I’m wondering about how user-maintainable the Carvery will be? I realize it is meant to be somewhat fool proof and just plug and play, but what happens when something goes wrong? I’ve seen some issues people have had with the X-Carve, but you can order replacement parts or perhaps hack your own solution.
What happens for the Carvey? Would I need to ship the entire beast back to Inventables? Is the Carvey really just a pre-assembled X-Carve in a box and I might be able to strip-it down for maintenance?
Of course, the reason I’m interested in the Carvey is I don’t really want to do the build and maintenance myself…but I also don’t want to have to go through the pain of shipping it back to Inventables if something goes wrong.
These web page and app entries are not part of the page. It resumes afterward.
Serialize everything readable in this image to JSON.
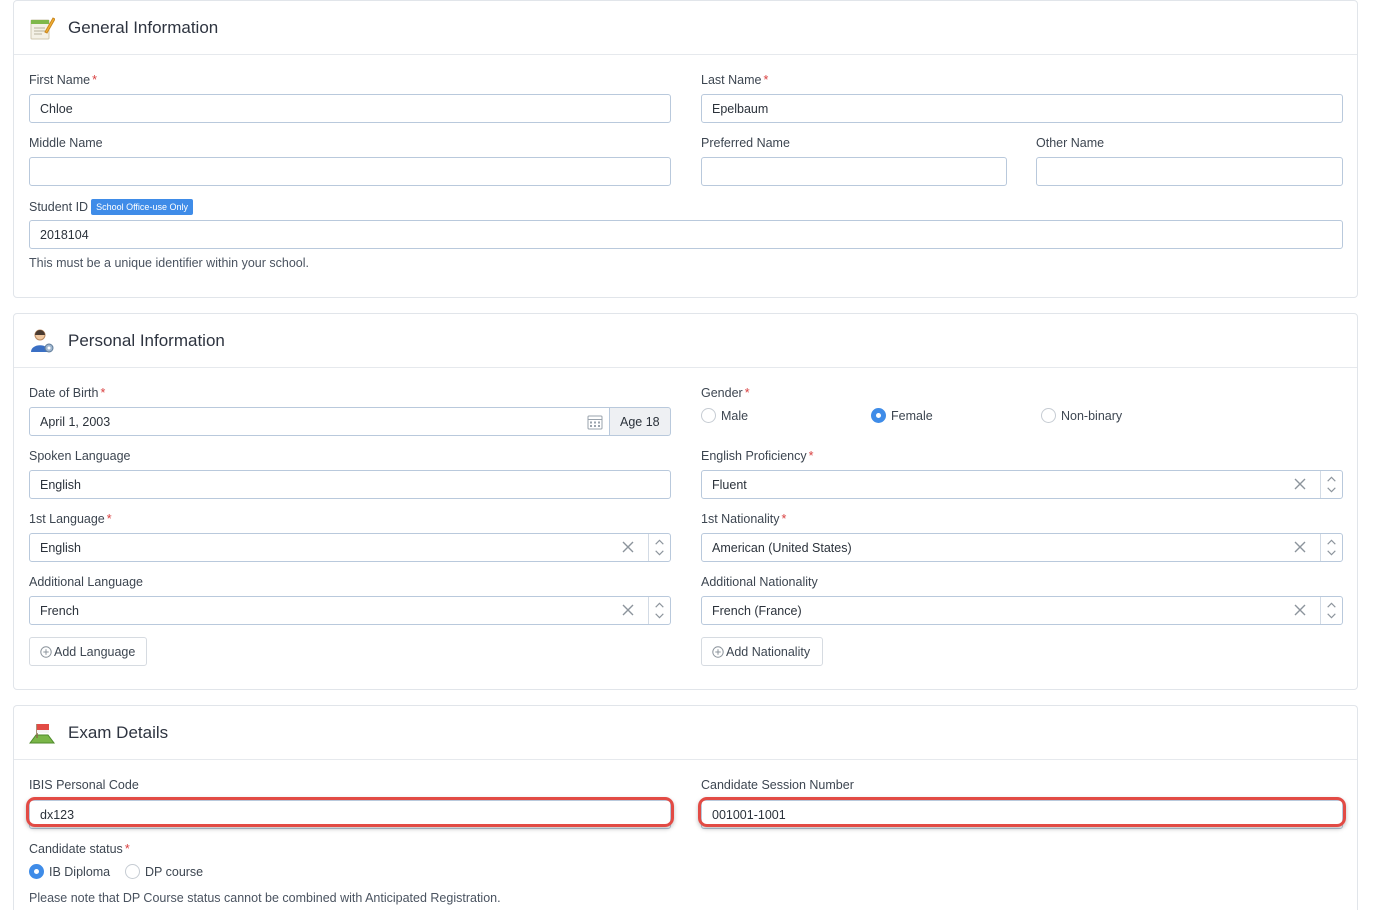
{
  "general": {
    "title": "General Information",
    "icon": "notepad-pencil-icon",
    "first_name": {
      "label": "First Name",
      "required": "*",
      "value": "Chloe"
    },
    "last_name": {
      "label": "Last Name",
      "required": "*",
      "value": "Epelbaum"
    },
    "middle_name": {
      "label": "Middle Name",
      "value": ""
    },
    "preferred_name": {
      "label": "Preferred Name",
      "value": ""
    },
    "other_name": {
      "label": "Other Name",
      "value": ""
    },
    "student_id": {
      "label": "Student ID",
      "badge": "School Office-use Only",
      "value": "2018104",
      "help": "This must be a unique identifier within your school."
    }
  },
  "personal": {
    "title": "Personal Information",
    "icon": "user-settings-icon",
    "dob": {
      "label": "Date of Birth",
      "required": "*",
      "value": "April 1, 2003",
      "age": "Age 18"
    },
    "gender": {
      "label": "Gender",
      "required": "*",
      "options": [
        "Male",
        "Female",
        "Non-binary"
      ],
      "selected": "Female"
    },
    "spoken_language": {
      "label": "Spoken Language",
      "value": "English"
    },
    "english_proficiency": {
      "label": "English Proficiency",
      "required": "*",
      "value": "Fluent"
    },
    "first_language": {
      "label": "1st Language",
      "required": "*",
      "value": "English"
    },
    "first_nationality": {
      "label": "1st Nationality",
      "required": "*",
      "value": "American (United States)"
    },
    "additional_language": {
      "label": "Additional Language",
      "value": "French"
    },
    "additional_nationality": {
      "label": "Additional Nationality",
      "value": "French (France)"
    },
    "add_language": "Add Language",
    "add_nationality": "Add Nationality"
  },
  "exam": {
    "title": "Exam Details",
    "icon": "exam-flag-icon",
    "ibis_code": {
      "label": "IBIS Personal Code",
      "value": "dx123"
    },
    "session_number": {
      "label": "Candidate Session Number",
      "value": "001001-1001"
    },
    "candidate_status": {
      "label": "Candidate status",
      "required": "*",
      "options": [
        "IB Diploma",
        "DP course"
      ],
      "selected": "IB Diploma",
      "note": "Please note that DP Course status cannot be combined with Anticipated Registration."
    }
  },
  "colors": {
    "accent": "#3f8ce8",
    "required": "#d94040",
    "highlight": "#e24b45",
    "input_border": "#b9c9dc"
  }
}
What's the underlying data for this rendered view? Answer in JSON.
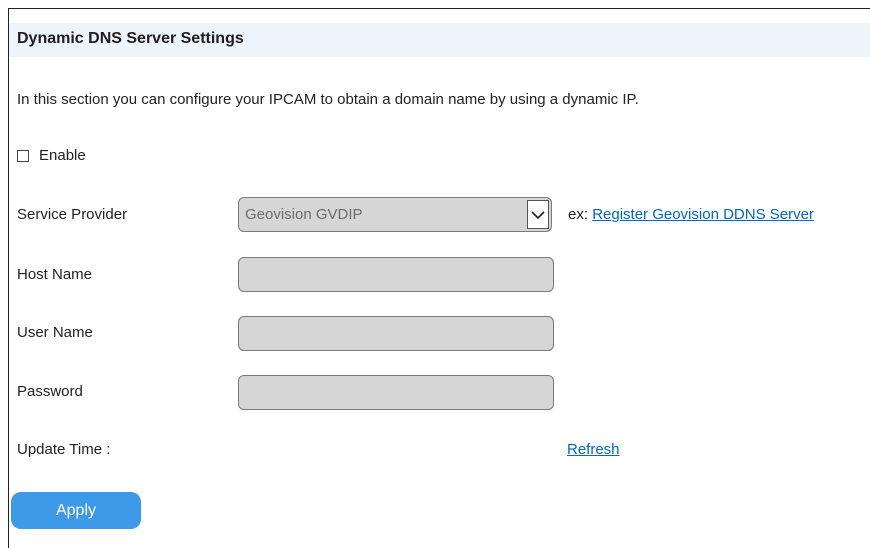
{
  "header": {
    "title": "Dynamic DNS Server Settings"
  },
  "description": "In this section you can configure your IPCAM to obtain a domain name by using a dynamic IP.",
  "enable": {
    "label": "Enable",
    "checked": false
  },
  "service_provider": {
    "label": "Service Provider",
    "selected": "Geovision GVDIP",
    "ex_prefix": "ex:",
    "register_link": "Register Geovision DDNS Server"
  },
  "host_name": {
    "label": "Host Name",
    "value": ""
  },
  "user_name": {
    "label": "User Name",
    "value": ""
  },
  "password": {
    "label": "Password",
    "value": ""
  },
  "update_time": {
    "label": "Update Time :",
    "refresh_link": "Refresh"
  },
  "apply_button": "Apply",
  "colors": {
    "header_bg": "#eef4fb",
    "link": "#0066cc",
    "button": "#3d9ae8",
    "field_bg": "#d6d6d6"
  }
}
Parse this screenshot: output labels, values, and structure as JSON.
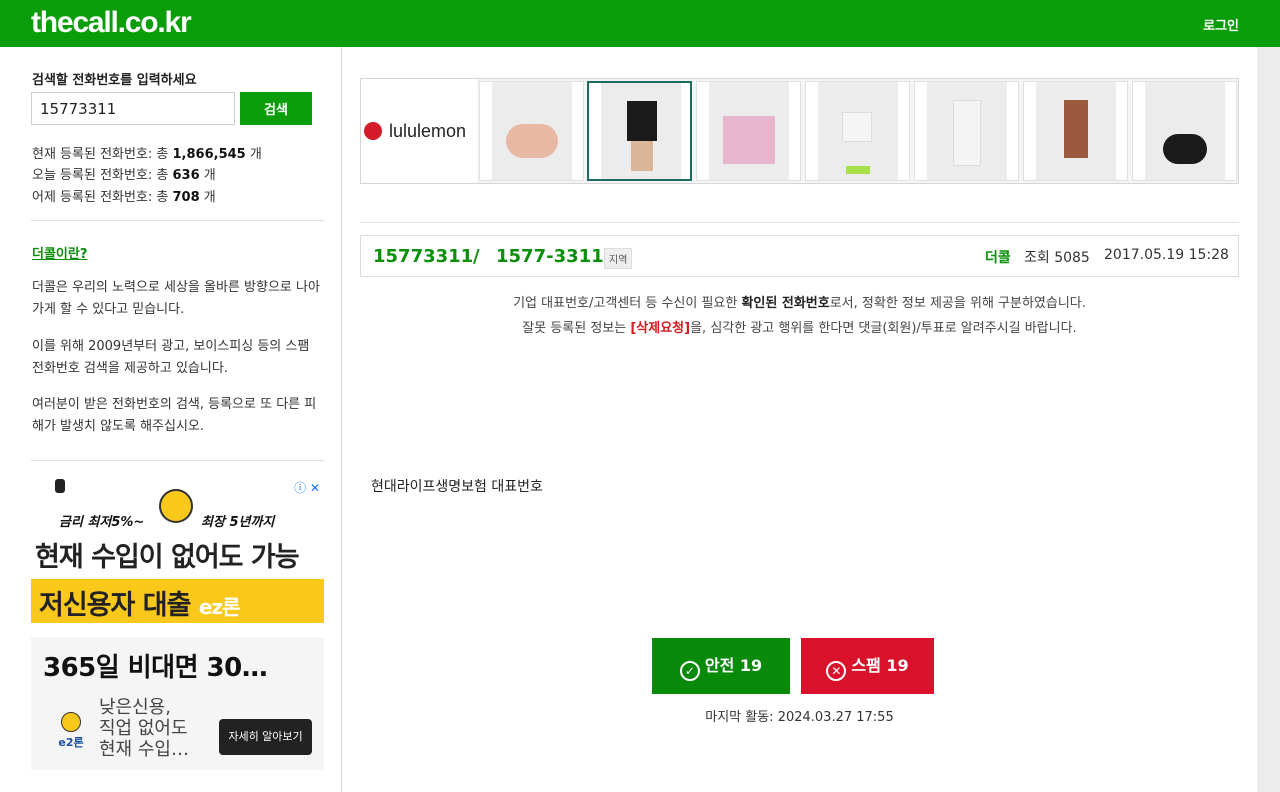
{
  "header": {
    "logo": "thecall.co.kr",
    "login_label": "로그인",
    "brand_color": "#0a9d0a"
  },
  "sidebar": {
    "search_title": "검색할 전화번호를 입력하세요",
    "search_value": "15773311",
    "search_button": "검색",
    "stats": [
      {
        "prefix": "현재 등록된 전화번호: 총 ",
        "value": "1,866,545",
        "suffix": " 개"
      },
      {
        "prefix": "오늘 등록된 전화번호: 총 ",
        "value": "636",
        "suffix": " 개"
      },
      {
        "prefix": "어제 등록된 전화번호: 총 ",
        "value": "708",
        "suffix": " 개"
      }
    ],
    "about_link": "더콜이란?",
    "paragraphs": [
      "더콜은 우리의 노력으로 세상을 올바른 방향으로 나아가게 할 수 있다고 믿습니다.",
      "이를 위해 2009년부터 광고, 보이스피싱 등의 스팸 전화번호 검색을 제공하고 있습니다.",
      "여러분이 받은 전화번호의 검색, 등록으로 또 다른 피해가 발생치 않도록 해주십시오."
    ],
    "ad": {
      "line1_left": "금리 최저5%~",
      "line1_right": "최장 5년까지",
      "line2": "현재 수입이 없어도 가능",
      "line3": "저신용자 대출",
      "line3_brand": "ez론",
      "card_title": "365일 비대면 30…",
      "card_desc": "낮은신용,\n직업 없어도\n현재 수입…",
      "card_logo": "e2론",
      "card_button": "자세히 알아보기"
    }
  },
  "top_ad": {
    "brand": "lululemon",
    "products": [
      "scrunchies",
      "black-skirt",
      "pink-tote",
      "white-skirt",
      "white-tank",
      "brown-dress",
      "black-bag"
    ]
  },
  "record": {
    "number_raw": "15773311",
    "separator": "/",
    "number_formatted": "1577-3311",
    "region_tag": "지역",
    "author": "더콜",
    "views": "조회 5085",
    "datetime": "2017.05.19 15:28"
  },
  "notice": {
    "line1_pre": "기업 대표번호/고객센터 등 수신이 필요한 ",
    "line1_bold": "확인된 전화번호",
    "line1_post": "로서, 정확한 정보 제공을 위해 구분하였습니다.",
    "line2_pre": "잘못 등록된 정보는 ",
    "line2_link": "[삭제요청]",
    "line2_post": "을, 심각한 광고 행위를 한다면 댓글(회원)/투표로 알려주시길 바랍니다."
  },
  "description": "현대라이프생명보험 대표번호",
  "votes": {
    "safe_label": "안전 19",
    "spam_label": "스팸 19",
    "safe_color": "#0a8a0a",
    "spam_color": "#d8122a"
  },
  "last_activity": "마지막 활동: 2024.03.27 17:55"
}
Carvey definitely seems to be the machine I want…but I guess I’m having second thoughts and wondering if I should just get the 500mm X-Carve. (Note: I’m an apartment dweller, enclosed/quiet machine is attractive to me).
From what I’ve seen, you might want to go with the x-carve. Both for cost, and because the stock spindles seem to be really, really weak and failure prone. I doubt there’s room or ability in a Carvey to add the palm routers everyone’s using to overcome that weakness.
I most certainly would. I started out (like a lot of the guys here) with the stock spindle, then upgraded to the DeWalt. It’s a whole WORLD better performance, the spindle is a ton more stable, and it cuts with much less chatter. Also will take much deeper, faster cuts with the increased horsepower and doubled RPM.
I put the 300w 48v quiet cut spindle on mine when the stock 24v crapped the bed.
Nice and quiet, most of what you hear is the bit hitting the wood and you will get that no matter what you decide to run. No problem having a normal conversation right next to the machine while it’s cutting.
Thanks for that. I was going to ask about that quiet spindle.
Thing is I’m not sure I’ll be doing anything too heavy duty, especially early on. If I go the x-carve route, perhaps my best plan would be go with default spindle, and order the order quiet spindle as back up…and if those two don’t pan out they head for dewalt territory.
My advice, if you are going with the quiet spindle, skip the default spindle.
The main advantage of the default spindle is it uses the same power supply as the controller. However, it just doesn’t have the power / durability. I would skip the default spindle and save yourself the time, money and hassle of changing it out later.
The 48v 300w spindle fits the same mount as the stock unit. I have my spindle set up to run independently from the arduino, ie; i turn it on and off manually and have the speed control unit to control the rpm’s.
I did order the relay but haven’t wired it in since there are a few changes needed to the pin outs on the gshield to implement it. and I am not confident in making such changes to the “config” file for the arduino/gshield as yet.
It works as is and I think in many ways better than the original set up (for me ) you can probably drop the header connectors, shrink tubing, (if you dont really need it), and relay circuit if you dont need to control it from the software. I did add a rocker switch from the local hardware store to turn power on and off to the spindle.
I can’t imagine the Carvey would require much maintenance. I’m sure the design team would have designed the Carvey to be pretty much maintenance free.
As with all machines…a regular user inspection, and cleaning routine would be a must to avoid any issues.